Jason Jordaan: Hacking: no tools required
Corruption is so prevalent in countries like South Africa that criminals can easily access networks with no hacking tools needed, delegates heard at day two of the ITWeb IT Security Summit 2014.
Jason Jordaan, head of South Africa's cyber forensic laboratory special investigating unit, noted that while the standard security paradigm is "us on the inside behind a wall, and the bad guys on the outside", the reality is that the human element inside the organisation weakens the entire security infrastructure.
"Hacking the human is easy, because we are fallible," he said. Jordaan pointed out that corruption is pervasive in South African society, and that organised criminals use corruption as their basic model for operations.
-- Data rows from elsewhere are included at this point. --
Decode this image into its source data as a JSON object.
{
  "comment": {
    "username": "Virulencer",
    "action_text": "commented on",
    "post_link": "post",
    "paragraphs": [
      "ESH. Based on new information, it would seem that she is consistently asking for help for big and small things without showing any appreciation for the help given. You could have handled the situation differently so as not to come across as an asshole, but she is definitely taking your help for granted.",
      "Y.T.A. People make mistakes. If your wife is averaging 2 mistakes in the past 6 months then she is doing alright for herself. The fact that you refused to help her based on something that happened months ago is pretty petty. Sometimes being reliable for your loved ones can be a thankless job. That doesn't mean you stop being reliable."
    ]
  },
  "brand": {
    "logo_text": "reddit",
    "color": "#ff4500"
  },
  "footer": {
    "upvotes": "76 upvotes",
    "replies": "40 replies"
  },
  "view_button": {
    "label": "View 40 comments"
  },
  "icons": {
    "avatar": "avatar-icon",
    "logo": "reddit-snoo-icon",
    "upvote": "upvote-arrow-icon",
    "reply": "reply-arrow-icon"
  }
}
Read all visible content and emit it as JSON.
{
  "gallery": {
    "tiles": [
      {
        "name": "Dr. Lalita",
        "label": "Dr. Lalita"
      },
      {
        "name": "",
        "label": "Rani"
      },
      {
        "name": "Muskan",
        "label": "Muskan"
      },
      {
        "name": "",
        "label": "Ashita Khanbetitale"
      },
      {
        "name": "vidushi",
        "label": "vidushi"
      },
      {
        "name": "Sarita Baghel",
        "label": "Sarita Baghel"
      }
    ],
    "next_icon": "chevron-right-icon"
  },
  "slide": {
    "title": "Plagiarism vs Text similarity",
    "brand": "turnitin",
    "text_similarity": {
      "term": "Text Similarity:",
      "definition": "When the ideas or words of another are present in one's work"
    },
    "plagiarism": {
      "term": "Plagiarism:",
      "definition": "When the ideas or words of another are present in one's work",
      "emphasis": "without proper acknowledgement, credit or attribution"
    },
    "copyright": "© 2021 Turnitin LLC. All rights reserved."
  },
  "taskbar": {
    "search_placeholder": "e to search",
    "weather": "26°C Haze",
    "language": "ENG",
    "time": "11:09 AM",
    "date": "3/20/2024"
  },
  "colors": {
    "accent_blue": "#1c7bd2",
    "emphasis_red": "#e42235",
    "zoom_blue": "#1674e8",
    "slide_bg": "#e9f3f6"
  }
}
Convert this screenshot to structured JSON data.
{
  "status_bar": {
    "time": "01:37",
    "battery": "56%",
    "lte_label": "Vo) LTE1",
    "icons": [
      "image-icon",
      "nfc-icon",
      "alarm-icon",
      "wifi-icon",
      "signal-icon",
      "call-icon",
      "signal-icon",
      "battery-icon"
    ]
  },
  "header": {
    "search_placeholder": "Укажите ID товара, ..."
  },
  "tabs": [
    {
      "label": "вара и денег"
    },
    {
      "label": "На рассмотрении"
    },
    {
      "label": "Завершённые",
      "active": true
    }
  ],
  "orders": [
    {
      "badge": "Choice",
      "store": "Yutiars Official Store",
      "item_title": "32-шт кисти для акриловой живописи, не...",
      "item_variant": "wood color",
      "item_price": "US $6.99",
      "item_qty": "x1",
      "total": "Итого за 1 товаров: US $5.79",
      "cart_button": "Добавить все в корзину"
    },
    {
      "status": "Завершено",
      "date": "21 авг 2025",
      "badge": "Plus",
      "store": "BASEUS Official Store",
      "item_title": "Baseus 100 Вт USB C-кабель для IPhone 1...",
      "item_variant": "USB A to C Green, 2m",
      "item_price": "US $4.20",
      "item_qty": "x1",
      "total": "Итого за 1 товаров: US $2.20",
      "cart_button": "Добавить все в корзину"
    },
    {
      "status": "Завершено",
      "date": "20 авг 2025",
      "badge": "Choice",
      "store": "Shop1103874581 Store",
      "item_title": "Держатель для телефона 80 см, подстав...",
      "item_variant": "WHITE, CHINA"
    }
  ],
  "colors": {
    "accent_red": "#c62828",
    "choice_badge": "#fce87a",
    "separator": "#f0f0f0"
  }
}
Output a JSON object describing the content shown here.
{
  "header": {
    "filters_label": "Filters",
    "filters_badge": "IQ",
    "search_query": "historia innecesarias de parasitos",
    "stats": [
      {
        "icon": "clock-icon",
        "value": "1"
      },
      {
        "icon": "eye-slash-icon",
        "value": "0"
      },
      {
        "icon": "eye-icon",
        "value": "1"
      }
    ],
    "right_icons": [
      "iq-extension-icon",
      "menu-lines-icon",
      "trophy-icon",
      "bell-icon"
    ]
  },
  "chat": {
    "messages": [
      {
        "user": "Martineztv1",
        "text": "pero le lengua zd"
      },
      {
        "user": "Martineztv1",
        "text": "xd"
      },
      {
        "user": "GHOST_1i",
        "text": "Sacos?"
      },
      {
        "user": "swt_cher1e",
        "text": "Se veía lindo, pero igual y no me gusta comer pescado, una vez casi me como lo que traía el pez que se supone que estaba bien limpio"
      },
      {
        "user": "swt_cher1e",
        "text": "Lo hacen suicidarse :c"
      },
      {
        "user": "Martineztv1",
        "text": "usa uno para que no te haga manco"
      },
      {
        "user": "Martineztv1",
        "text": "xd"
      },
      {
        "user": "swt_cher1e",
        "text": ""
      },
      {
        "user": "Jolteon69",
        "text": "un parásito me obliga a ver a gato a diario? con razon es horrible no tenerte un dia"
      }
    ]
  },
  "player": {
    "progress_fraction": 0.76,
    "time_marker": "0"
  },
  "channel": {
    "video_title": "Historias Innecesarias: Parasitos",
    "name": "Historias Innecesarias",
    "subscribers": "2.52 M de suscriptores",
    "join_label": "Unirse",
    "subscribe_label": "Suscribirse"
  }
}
Organised crime simply makes use of the human element, he said, noting that where social engineering fails, it is relatively simple to use corruption to gain access to enterprise networks and data. "No real hacking tools required, and corruption is a silent crime, so it's harder to detect."
"Everybody has his price," Jordaan said. "Whether that price is money, benefits, or even threats to a person's family, criminals can target key individuals and find their price quite easily."
Jordaan cited a case study of a recent breach of a critical state financial system, in which a systems administrator was paid R10 000 to install key-loggers to steal government user credentials and give criminals access to the financial system. Over R11 million was stolen in around three days. "This case is still in progress, but the upshot of it is - this guy sold his soul for R10 000."
Hacking the human is easy.Jason Jordaan
Mitigating the human element risk isn't easy, Jordaan told delegates; however, there are measures to reduce the risk. "You need to know your people well, and be alert to changes in their behaviour or lifestyle. You also need to keep them happy, and strive to instil a strong culture of ethics throughout the organisation."